### GIVEN INFORMATION

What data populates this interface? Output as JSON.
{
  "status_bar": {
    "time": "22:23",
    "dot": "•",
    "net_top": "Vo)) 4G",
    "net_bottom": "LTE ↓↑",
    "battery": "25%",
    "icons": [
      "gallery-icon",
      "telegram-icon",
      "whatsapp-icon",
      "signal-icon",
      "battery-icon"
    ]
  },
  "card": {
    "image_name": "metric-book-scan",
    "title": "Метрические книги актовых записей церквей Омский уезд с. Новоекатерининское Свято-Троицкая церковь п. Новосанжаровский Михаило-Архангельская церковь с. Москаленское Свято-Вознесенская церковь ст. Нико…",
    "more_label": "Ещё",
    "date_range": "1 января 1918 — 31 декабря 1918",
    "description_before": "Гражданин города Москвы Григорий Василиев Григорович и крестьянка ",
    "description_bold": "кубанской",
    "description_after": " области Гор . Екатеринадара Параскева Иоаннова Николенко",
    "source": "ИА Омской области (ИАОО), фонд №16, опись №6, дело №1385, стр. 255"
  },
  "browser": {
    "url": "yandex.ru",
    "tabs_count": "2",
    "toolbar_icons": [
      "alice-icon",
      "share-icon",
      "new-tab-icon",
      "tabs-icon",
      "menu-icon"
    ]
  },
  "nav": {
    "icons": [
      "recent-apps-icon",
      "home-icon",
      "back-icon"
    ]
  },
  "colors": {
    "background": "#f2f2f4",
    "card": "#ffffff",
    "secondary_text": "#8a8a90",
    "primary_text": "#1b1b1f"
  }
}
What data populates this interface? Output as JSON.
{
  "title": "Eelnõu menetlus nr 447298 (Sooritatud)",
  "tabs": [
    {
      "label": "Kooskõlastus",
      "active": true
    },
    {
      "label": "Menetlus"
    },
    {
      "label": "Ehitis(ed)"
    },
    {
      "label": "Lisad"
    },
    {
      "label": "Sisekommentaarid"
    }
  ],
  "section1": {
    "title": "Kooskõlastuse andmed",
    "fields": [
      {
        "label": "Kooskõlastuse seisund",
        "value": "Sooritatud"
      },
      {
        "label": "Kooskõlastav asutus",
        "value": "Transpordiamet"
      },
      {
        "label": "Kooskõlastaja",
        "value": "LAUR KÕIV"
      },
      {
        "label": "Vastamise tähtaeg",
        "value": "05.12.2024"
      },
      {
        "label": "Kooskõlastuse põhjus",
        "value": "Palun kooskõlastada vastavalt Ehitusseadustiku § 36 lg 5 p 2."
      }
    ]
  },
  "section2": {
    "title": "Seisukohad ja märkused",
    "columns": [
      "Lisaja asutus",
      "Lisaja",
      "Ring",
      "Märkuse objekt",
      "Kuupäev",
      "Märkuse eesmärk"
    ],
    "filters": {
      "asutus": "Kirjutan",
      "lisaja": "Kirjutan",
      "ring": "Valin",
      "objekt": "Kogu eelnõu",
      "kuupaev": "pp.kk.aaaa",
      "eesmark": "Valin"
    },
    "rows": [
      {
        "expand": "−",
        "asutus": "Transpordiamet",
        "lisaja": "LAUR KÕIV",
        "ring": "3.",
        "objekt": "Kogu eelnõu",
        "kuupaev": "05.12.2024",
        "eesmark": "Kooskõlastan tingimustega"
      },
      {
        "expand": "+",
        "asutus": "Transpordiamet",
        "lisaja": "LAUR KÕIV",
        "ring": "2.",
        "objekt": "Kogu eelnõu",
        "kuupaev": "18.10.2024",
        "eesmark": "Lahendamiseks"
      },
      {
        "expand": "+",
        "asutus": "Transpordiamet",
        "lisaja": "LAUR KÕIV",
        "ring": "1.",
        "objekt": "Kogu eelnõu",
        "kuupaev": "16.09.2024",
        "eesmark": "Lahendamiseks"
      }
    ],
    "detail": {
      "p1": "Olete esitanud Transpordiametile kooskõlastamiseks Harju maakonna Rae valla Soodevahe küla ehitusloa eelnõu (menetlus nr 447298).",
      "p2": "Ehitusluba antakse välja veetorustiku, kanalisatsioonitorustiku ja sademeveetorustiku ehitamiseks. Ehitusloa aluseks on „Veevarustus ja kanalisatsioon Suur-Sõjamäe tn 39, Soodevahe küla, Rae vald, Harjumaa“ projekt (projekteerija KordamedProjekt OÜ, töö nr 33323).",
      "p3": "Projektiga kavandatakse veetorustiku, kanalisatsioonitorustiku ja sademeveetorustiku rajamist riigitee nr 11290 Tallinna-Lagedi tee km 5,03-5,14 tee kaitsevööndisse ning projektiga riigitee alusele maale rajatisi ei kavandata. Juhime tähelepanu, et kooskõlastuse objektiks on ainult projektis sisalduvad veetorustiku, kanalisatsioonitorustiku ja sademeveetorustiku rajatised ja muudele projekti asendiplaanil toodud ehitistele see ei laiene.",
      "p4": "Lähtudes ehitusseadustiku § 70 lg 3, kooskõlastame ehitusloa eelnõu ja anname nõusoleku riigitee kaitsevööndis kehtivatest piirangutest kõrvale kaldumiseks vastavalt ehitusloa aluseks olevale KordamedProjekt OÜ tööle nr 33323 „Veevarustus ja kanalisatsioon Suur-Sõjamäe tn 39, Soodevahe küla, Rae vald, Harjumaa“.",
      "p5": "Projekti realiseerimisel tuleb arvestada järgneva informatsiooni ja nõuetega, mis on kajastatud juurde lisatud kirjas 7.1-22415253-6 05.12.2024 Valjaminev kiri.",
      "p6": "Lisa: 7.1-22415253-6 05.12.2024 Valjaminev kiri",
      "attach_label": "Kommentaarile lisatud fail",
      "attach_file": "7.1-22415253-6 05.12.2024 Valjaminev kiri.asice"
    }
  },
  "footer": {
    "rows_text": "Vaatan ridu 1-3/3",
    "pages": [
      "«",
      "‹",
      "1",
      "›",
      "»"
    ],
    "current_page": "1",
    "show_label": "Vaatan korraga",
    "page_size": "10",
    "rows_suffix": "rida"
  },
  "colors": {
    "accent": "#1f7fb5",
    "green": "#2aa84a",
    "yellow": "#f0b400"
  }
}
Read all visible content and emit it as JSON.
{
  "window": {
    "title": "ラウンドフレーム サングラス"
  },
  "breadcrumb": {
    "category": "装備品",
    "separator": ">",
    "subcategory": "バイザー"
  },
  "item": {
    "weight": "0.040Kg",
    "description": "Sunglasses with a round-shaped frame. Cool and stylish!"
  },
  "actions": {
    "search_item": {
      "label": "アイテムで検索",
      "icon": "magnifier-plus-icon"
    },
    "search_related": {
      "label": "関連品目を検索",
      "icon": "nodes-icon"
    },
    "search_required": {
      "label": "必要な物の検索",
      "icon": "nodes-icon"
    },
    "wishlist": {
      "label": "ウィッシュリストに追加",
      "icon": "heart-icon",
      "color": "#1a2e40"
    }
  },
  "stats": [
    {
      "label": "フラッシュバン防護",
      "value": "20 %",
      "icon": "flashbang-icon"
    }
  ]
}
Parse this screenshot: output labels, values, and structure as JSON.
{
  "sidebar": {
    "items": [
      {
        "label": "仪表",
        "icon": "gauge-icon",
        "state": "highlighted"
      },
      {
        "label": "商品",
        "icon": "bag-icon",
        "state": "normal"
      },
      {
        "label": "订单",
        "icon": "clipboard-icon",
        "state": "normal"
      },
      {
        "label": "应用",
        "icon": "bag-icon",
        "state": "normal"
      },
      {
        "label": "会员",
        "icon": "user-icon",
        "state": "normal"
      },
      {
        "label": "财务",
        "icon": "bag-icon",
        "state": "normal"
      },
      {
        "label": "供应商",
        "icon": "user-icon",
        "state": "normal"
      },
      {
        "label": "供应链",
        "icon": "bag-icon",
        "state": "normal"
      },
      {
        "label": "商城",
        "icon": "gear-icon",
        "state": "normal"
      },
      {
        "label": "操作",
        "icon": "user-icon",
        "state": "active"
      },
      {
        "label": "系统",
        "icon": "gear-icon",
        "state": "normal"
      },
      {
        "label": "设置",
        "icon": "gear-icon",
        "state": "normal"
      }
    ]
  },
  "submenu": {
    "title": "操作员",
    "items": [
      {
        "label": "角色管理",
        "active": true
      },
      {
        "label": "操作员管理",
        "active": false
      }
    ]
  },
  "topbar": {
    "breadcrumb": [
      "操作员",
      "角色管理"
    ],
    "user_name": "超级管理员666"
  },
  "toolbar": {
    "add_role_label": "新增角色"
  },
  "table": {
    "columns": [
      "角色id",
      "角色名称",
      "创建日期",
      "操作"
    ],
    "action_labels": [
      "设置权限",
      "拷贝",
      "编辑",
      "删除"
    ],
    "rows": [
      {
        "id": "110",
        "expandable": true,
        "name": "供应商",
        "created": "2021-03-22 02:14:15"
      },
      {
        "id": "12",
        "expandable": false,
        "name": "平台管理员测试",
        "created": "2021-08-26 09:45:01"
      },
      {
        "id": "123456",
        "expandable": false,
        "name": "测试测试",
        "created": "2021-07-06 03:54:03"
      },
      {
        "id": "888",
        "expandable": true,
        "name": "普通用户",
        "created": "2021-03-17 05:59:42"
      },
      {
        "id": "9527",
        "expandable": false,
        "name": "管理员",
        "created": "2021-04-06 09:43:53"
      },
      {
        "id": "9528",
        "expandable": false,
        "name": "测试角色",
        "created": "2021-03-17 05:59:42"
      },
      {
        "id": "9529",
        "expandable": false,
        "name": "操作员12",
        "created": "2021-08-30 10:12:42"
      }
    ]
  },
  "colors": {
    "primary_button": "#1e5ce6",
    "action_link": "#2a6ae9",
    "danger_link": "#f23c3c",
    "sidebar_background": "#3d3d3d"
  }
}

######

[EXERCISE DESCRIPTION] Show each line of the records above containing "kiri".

[ANSWER SPACE]
      "p5": "Projekti realiseerimisel tuleb arvestada järgneva informatsiooni ja nõuetega, mis on kajastatud juurde lisatud kirjas 7.1-22415253-6 05.12.2024 Valjaminev kiri.",
      "p6": "Lisa: 7.1-22415253-6 05.12.2024 Valjaminev kiri",
      "attach_file": "7.1-22415253-6 05.12.2024 Valjaminev kiri.asice"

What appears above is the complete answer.